- Los Angeles: sunset at 5:19 p.m. PST, moonrise at 5:25 p.m. EST on Thursday, Jan 28, 2021 (a different, but just as perfect scenario!).
- London: moonrise at 4:10 p.m. GMT, sunset at 4:42 p.m. GMT on Thursday, Jan 28, 2021 (the sky may be too bright to fully appreciate the rising full Moon … but it should still be worth a look).
How to see the full ‘Wolf Moon’ from home
The most important thing you need to see it a full moon appear on the eastern horizon is height. A second-floor (or higher) window or balcony that has an east-facing aspect is perfect for watching the rise of a full Moon.
Get in position at the time of moonrise in your location, and patiently wait for our satellite to appear. It may be a touch later than the quoted time.
Why is it called the full ‘Wolf Moon?’
It’s not the best name, is it? Wolves howl all year!
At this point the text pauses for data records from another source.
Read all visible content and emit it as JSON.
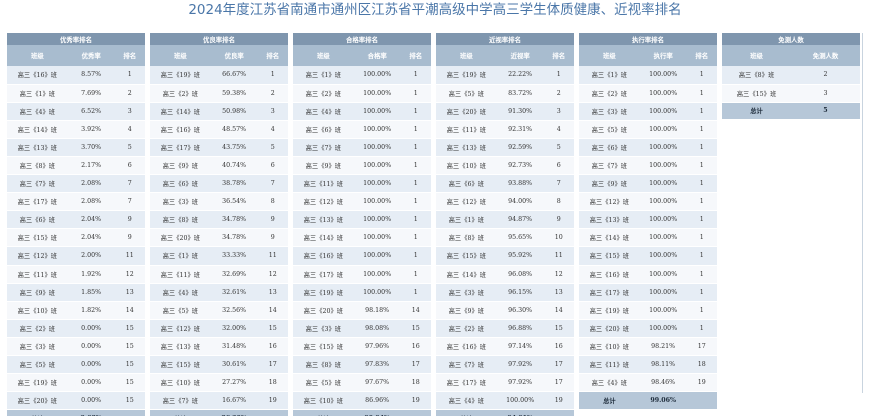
{
  "page_title": "2024年度江苏省南通市通州区江苏省平潮高级中学高三学生体质健康、近视率排名",
  "panels": [
    {
      "caption": "优秀率排名",
      "headers": [
        "班级",
        "优秀率",
        "排名"
      ],
      "rows": [
        [
          "高三《16》班",
          "8.57%",
          "1"
        ],
        [
          "高三《1》班",
          "7.69%",
          "2"
        ],
        [
          "高三《4》班",
          "6.52%",
          "3"
        ],
        [
          "高三《14》班",
          "3.92%",
          "4"
        ],
        [
          "高三《13》班",
          "3.70%",
          "5"
        ],
        [
          "高三《8》班",
          "2.17%",
          "6"
        ],
        [
          "高三《7》班",
          "2.08%",
          "7"
        ],
        [
          "高三《17》班",
          "2.08%",
          "7"
        ],
        [
          "高三《6》班",
          "2.04%",
          "9"
        ],
        [
          "高三《15》班",
          "2.04%",
          "9"
        ],
        [
          "高三《12》班",
          "2.00%",
          "11"
        ],
        [
          "高三《11》班",
          "1.92%",
          "12"
        ],
        [
          "高三《9》班",
          "1.85%",
          "13"
        ],
        [
          "高三《10》班",
          "1.82%",
          "14"
        ],
        [
          "高三《2》班",
          "0.00%",
          "15"
        ],
        [
          "高三《3》班",
          "0.00%",
          "15"
        ],
        [
          "高三《5》班",
          "0.00%",
          "15"
        ],
        [
          "高三《19》班",
          "0.00%",
          "15"
        ],
        [
          "高三《20》班",
          "0.00%",
          "15"
        ]
      ],
      "total": [
        "总计",
        "2.63%",
        ""
      ]
    },
    {
      "caption": "优良率排名",
      "headers": [
        "班级",
        "优良率",
        "排名"
      ],
      "rows": [
        [
          "高三《19》班",
          "66.67%",
          "1"
        ],
        [
          "高三《2》班",
          "59.38%",
          "2"
        ],
        [
          "高三《14》班",
          "50.98%",
          "3"
        ],
        [
          "高三《16》班",
          "48.57%",
          "4"
        ],
        [
          "高三《17》班",
          "43.75%",
          "5"
        ],
        [
          "高三《9》班",
          "40.74%",
          "6"
        ],
        [
          "高三《6》班",
          "38.78%",
          "7"
        ],
        [
          "高三《3》班",
          "36.54%",
          "8"
        ],
        [
          "高三《8》班",
          "34.78%",
          "9"
        ],
        [
          "高三《20》班",
          "34.78%",
          "9"
        ],
        [
          "高三《1》班",
          "33.33%",
          "11"
        ],
        [
          "高三《11》班",
          "32.69%",
          "12"
        ],
        [
          "高三《4》班",
          "32.61%",
          "13"
        ],
        [
          "高三《5》班",
          "32.56%",
          "14"
        ],
        [
          "高三《12》班",
          "32.00%",
          "15"
        ],
        [
          "高三《13》班",
          "31.48%",
          "16"
        ],
        [
          "高三《15》班",
          "30.61%",
          "17"
        ],
        [
          "高三《10》班",
          "27.27%",
          "18"
        ],
        [
          "高三《7》班",
          "16.67%",
          "19"
        ]
      ],
      "total": [
        "总计",
        "36.29%",
        ""
      ]
    },
    {
      "caption": "合格率排名",
      "headers": [
        "班级",
        "合格率",
        "排名"
      ],
      "rows": [
        [
          "高三《1》班",
          "100.00%",
          "1"
        ],
        [
          "高三《2》班",
          "100.00%",
          "1"
        ],
        [
          "高三《4》班",
          "100.00%",
          "1"
        ],
        [
          "高三《6》班",
          "100.00%",
          "1"
        ],
        [
          "高三《7》班",
          "100.00%",
          "1"
        ],
        [
          "高三《9》班",
          "100.00%",
          "1"
        ],
        [
          "高三《11》班",
          "100.00%",
          "1"
        ],
        [
          "高三《12》班",
          "100.00%",
          "1"
        ],
        [
          "高三《13》班",
          "100.00%",
          "1"
        ],
        [
          "高三《14》班",
          "100.00%",
          "1"
        ],
        [
          "高三《16》班",
          "100.00%",
          "1"
        ],
        [
          "高三《17》班",
          "100.00%",
          "1"
        ],
        [
          "高三《19》班",
          "100.00%",
          "1"
        ],
        [
          "高三《20》班",
          "98.18%",
          "14"
        ],
        [
          "高三《3》班",
          "98.08%",
          "15"
        ],
        [
          "高三《15》班",
          "97.96%",
          "16"
        ],
        [
          "高三《8》班",
          "97.83%",
          "17"
        ],
        [
          "高三《5》班",
          "97.67%",
          "18"
        ],
        [
          "高三《10》班",
          "86.96%",
          "19"
        ]
      ],
      "total": [
        "总计",
        "99.04%",
        ""
      ]
    },
    {
      "caption": "近视率排名",
      "headers": [
        "班级",
        "近视率",
        "排名"
      ],
      "rows": [
        [
          "高三《19》班",
          "22.22%",
          "1"
        ],
        [
          "高三《5》班",
          "83.72%",
          "2"
        ],
        [
          "高三《20》班",
          "91.30%",
          "3"
        ],
        [
          "高三《11》班",
          "92.31%",
          "4"
        ],
        [
          "高三《13》班",
          "92.59%",
          "5"
        ],
        [
          "高三《10》班",
          "92.73%",
          "6"
        ],
        [
          "高三《6》班",
          "93.88%",
          "7"
        ],
        [
          "高三《12》班",
          "94.00%",
          "8"
        ],
        [
          "高三《1》班",
          "94.87%",
          "9"
        ],
        [
          "高三《8》班",
          "95.65%",
          "10"
        ],
        [
          "高三《15》班",
          "95.92%",
          "11"
        ],
        [
          "高三《14》班",
          "96.08%",
          "12"
        ],
        [
          "高三《3》班",
          "96.15%",
          "13"
        ],
        [
          "高三《9》班",
          "96.30%",
          "14"
        ],
        [
          "高三《2》班",
          "96.88%",
          "15"
        ],
        [
          "高三《16》班",
          "97.14%",
          "16"
        ],
        [
          "高三《7》班",
          "97.92%",
          "17"
        ],
        [
          "高三《17》班",
          "97.92%",
          "17"
        ],
        [
          "高三《4》班",
          "100.00%",
          "19"
        ]
      ],
      "total": [
        "总计",
        "94.01%",
        ""
      ]
    },
    {
      "caption": "执行率排名",
      "headers": [
        "班级",
        "执行率",
        "排名"
      ],
      "rows": [
        [
          "高三《1》班",
          "100.00%",
          "1"
        ],
        [
          "高三《2》班",
          "100.00%",
          "1"
        ],
        [
          "高三《3》班",
          "100.00%",
          "1"
        ],
        [
          "高三《5》班",
          "100.00%",
          "1"
        ],
        [
          "高三《6》班",
          "100.00%",
          "1"
        ],
        [
          "高三《7》班",
          "100.00%",
          "1"
        ],
        [
          "高三《9》班",
          "100.00%",
          "1"
        ],
        [
          "高三《12》班",
          "100.00%",
          "1"
        ],
        [
          "高三《13》班",
          "100.00%",
          "1"
        ],
        [
          "高三《14》班",
          "100.00%",
          "1"
        ],
        [
          "高三《15》班",
          "100.00%",
          "1"
        ],
        [
          "高三《16》班",
          "100.00%",
          "1"
        ],
        [
          "高三《17》班",
          "100.00%",
          "1"
        ],
        [
          "高三《19》班",
          "100.00%",
          "1"
        ],
        [
          "高三《20》班",
          "100.00%",
          "1"
        ],
        [
          "高三《10》班",
          "98.21%",
          "17"
        ],
        [
          "高三《11》班",
          "98.11%",
          "18"
        ],
        [
          "高三《4》班",
          "98.46%",
          "19"
        ]
      ],
      "total": [
        "总计",
        "99.06%",
        ""
      ]
    },
    {
      "caption": "免测人数",
      "headers": [
        "班级",
        "免测人数"
      ],
      "rows": [
        [
          "高三《8》班",
          "2"
        ],
        [
          "高三《15》班",
          "3"
        ]
      ],
      "total": [
        "总计",
        "5"
      ]
    }
  ]
}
It is, however, a name that can be applied in both North America and Europe since both are/were home to wolves.
That’s more than can be said about the dreaded “Sturgeon” Moon of August and November’s “Beaver” Moon. January’s full Moon is also sometimes called the “Old Moon,” “Ice Moon” and—in the U.K.—the “Snow Moon.”
Names for full Moons are said to date back to the days when Native American tribes and/or Colonial-era farmers gave names to each month’s full moon to help keep track of the seasons.
When is the next full Moon?
The next full Moon is the full “Snow Moon,” which will occur on Saturday, February 27, 2021.
Wishing you clear skies and wide eyes.